▸ Work to be completed: Every entry below is to be returned unchanged. Images are not part of the copy.

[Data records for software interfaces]
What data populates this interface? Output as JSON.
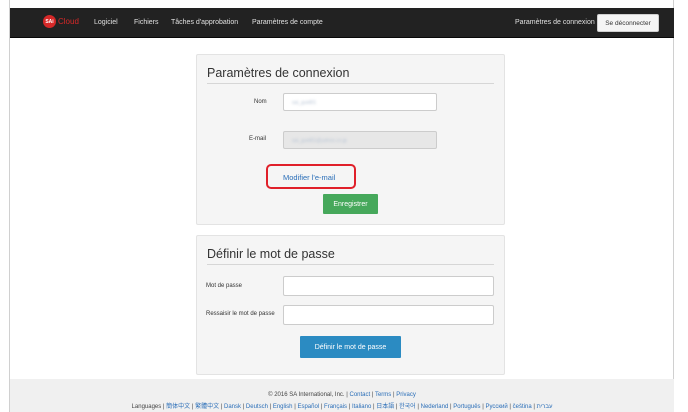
{
  "navbar": {
    "brand_logo": "SAi",
    "brand_cloud": "Cloud",
    "items": [
      "Logiciel",
      "Fichiers",
      "Tâches d'approbation",
      "Paramètres de compte"
    ],
    "right_link": "Paramètres de connexion",
    "logout": "Se déconnecter"
  },
  "connection_panel": {
    "title": "Paramètres de connexion",
    "name_label": "Nom",
    "name_value": "sai_guid01",
    "email_label": "E-mail",
    "email_value": "sai_guid01@yahoo.co.jp",
    "modify_email": "Modifier l'e-mail",
    "save": "Enregistrer"
  },
  "password_panel": {
    "title": "Définir le mot de passe",
    "password_label": "Mot de passe",
    "confirm_label": "Ressaisir le mot de passe",
    "submit": "Définir le mot de passe"
  },
  "footer": {
    "copyright": "© 2016 SA International, Inc. |",
    "links": [
      "Contact",
      "Terms",
      "Privacy"
    ],
    "languages_label": "Languages |",
    "languages": [
      "簡体中文",
      "繁體中文",
      "Dansk",
      "Deutsch",
      "English",
      "Español",
      "Français",
      "Italiano",
      "日本語",
      "한국어",
      "Nederland",
      "Português",
      "Русский",
      "čeština",
      "עברית"
    ]
  },
  "colors": {
    "navbar_bg": "#222222",
    "save_button": "#46a85b",
    "submit_button": "#2b8bc2",
    "highlight": "#e0202a",
    "link": "#2a6eb8"
  }
}
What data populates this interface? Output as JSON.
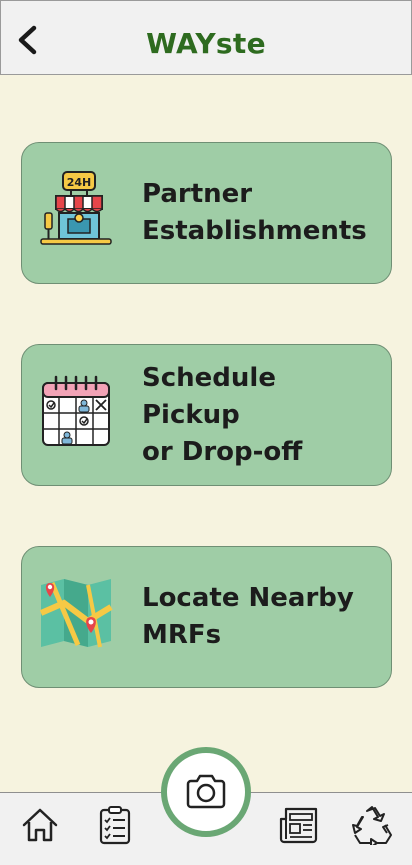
{
  "app": {
    "title": "WAYste"
  },
  "header": {
    "back_icon": "chevron-left-icon"
  },
  "cards": [
    {
      "label": "Partner\nEstablishments",
      "icon": "store-24h-icon"
    },
    {
      "label": "Schedule Pickup\nor Drop-off",
      "icon": "calendar-icon"
    },
    {
      "label": "Locate Nearby\nMRFs",
      "icon": "map-icon"
    }
  ],
  "nav": {
    "items": [
      {
        "icon": "home-icon"
      },
      {
        "icon": "checklist-icon"
      },
      {
        "icon": "camera-icon"
      },
      {
        "icon": "newspaper-icon"
      },
      {
        "icon": "recycle-icon"
      }
    ]
  },
  "colors": {
    "background": "#f6f3df",
    "card": "#9fcda6",
    "title": "#2e6b1f",
    "camera_ring": "#6aa774"
  },
  "store_sign": "24H"
}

▸ Solution:
What data populates this interface? Output as JSON.
{
  "navbar": {
    "brand_logo": "SAi",
    "brand_cloud": "Cloud",
    "items": [
      "Logiciel",
      "Fichiers",
      "Tâches d'approbation",
      "Paramètres de compte"
    ],
    "right_link": "Paramètres de connexion",
    "logout": "Se déconnecter"
  },
  "connection_panel": {
    "title": "Paramètres de connexion",
    "name_label": "Nom",
    "name_value": "sai_guid01",
    "email_label": "E-mail",
    "email_value": "sai_guid01@yahoo.co.jp",
    "modify_email": "Modifier l'e-mail",
    "save": "Enregistrer"
  },
  "password_panel": {
    "title": "Définir le mot de passe",
    "password_label": "Mot de passe",
    "confirm_label": "Ressaisir le mot de passe",
    "submit": "Définir le mot de passe"
  },
  "footer": {
    "copyright": "© 2016 SA International, Inc. |",
    "links": [
      "Contact",
      "Terms",
      "Privacy"
    ],
    "languages_label": "Languages |",
    "languages": [
      "簡体中文",
      "繁體中文",
      "Dansk",
      "Deutsch",
      "English",
      "Español",
      "Français",
      "Italiano",
      "日本語",
      "한국어",
      "Nederland",
      "Português",
      "Русский",
      "čeština",
      "עברית"
    ]
  },
  "colors": {
    "navbar_bg": "#222222",
    "save_button": "#46a85b",
    "submit_button": "#2b8bc2",
    "highlight": "#e0202a",
    "link": "#2a6eb8"
  }
}
What data populates this interface? Output as JSON.
{
  "app": {
    "title": "WAYste"
  },
  "header": {
    "back_icon": "chevron-left-icon"
  },
  "cards": [
    {
      "label": "Partner\nEstablishments",
      "icon": "store-24h-icon"
    },
    {
      "label": "Schedule Pickup\nor Drop-off",
      "icon": "calendar-icon"
    },
    {
      "label": "Locate Nearby\nMRFs",
      "icon": "map-icon"
    }
  ],
  "nav": {
    "items": [
      {
        "icon": "home-icon"
      },
      {
        "icon": "checklist-icon"
      },
      {
        "icon": "camera-icon"
      },
      {
        "icon": "newspaper-icon"
      },
      {
        "icon": "recycle-icon"
      }
    ]
  },
  "colors": {
    "background": "#f6f3df",
    "card": "#9fcda6",
    "title": "#2e6b1f",
    "camera_ring": "#6aa774"
  },
  "store_sign": "24H"
}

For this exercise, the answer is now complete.